The full set of records must be set down verbatim.

Source records:
▼▼▼

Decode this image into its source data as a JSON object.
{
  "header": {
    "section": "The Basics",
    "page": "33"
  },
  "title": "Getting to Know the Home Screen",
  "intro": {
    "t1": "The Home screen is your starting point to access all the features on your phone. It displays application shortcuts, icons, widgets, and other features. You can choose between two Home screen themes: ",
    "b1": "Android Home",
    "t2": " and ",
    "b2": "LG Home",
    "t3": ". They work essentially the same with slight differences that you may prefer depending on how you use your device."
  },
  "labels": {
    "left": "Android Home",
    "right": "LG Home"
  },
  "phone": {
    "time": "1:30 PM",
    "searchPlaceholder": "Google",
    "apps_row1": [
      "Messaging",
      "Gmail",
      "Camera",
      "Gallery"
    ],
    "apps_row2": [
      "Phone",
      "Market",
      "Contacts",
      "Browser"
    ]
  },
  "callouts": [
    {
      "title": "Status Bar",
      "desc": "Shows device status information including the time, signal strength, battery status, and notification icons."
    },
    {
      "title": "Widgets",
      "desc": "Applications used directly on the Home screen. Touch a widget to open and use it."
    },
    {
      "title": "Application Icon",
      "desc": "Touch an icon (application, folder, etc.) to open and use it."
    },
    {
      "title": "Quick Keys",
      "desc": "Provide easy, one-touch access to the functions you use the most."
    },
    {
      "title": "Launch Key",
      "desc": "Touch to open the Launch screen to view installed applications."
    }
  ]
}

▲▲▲

**OUTPUT FOR THIS EXERCISE:**
Decode this image into its source data as a JSON object.
{
  "header": {
    "section": "The Basics",
    "page": "33"
  },
  "title": "Getting to Know the Home Screen",
  "intro": {
    "t1": "The Home screen is your starting point to access all the features on your phone. It displays application shortcuts, icons, widgets, and other features. You can choose between two Home screen themes: ",
    "b1": "Android Home",
    "t2": " and ",
    "b2": "LG Home",
    "t3": ". They work essentially the same with slight differences that you may prefer depending on how you use your device."
  },
  "labels": {
    "left": "Android Home",
    "right": "LG Home"
  },
  "phone": {
    "time": "1:30 PM",
    "searchPlaceholder": "Google",
    "apps_row1": [
      "Messaging",
      "Gmail",
      "Camera",
      "Gallery"
    ],
    "apps_row2": [
      "Phone",
      "Market",
      "Contacts",
      "Browser"
    ]
  },
  "callouts": [
    {
      "title": "Status Bar",
      "desc": "Shows device status information including the time, signal strength, battery status, and notification icons."
    },
    {
      "title": "Widgets",
      "desc": "Applications used directly on the Home screen. Touch a widget to open and use it."
    },
    {
      "title": "Application Icon",
      "desc": "Touch an icon (application, folder, etc.) to open and use it."
    },
    {
      "title": "Quick Keys",
      "desc": "Provide easy, one-touch access to the functions you use the most."
    },
    {
      "title": "Launch Key",
      "desc": "Touch to open the Launch screen to view installed applications."
    }
  ]
}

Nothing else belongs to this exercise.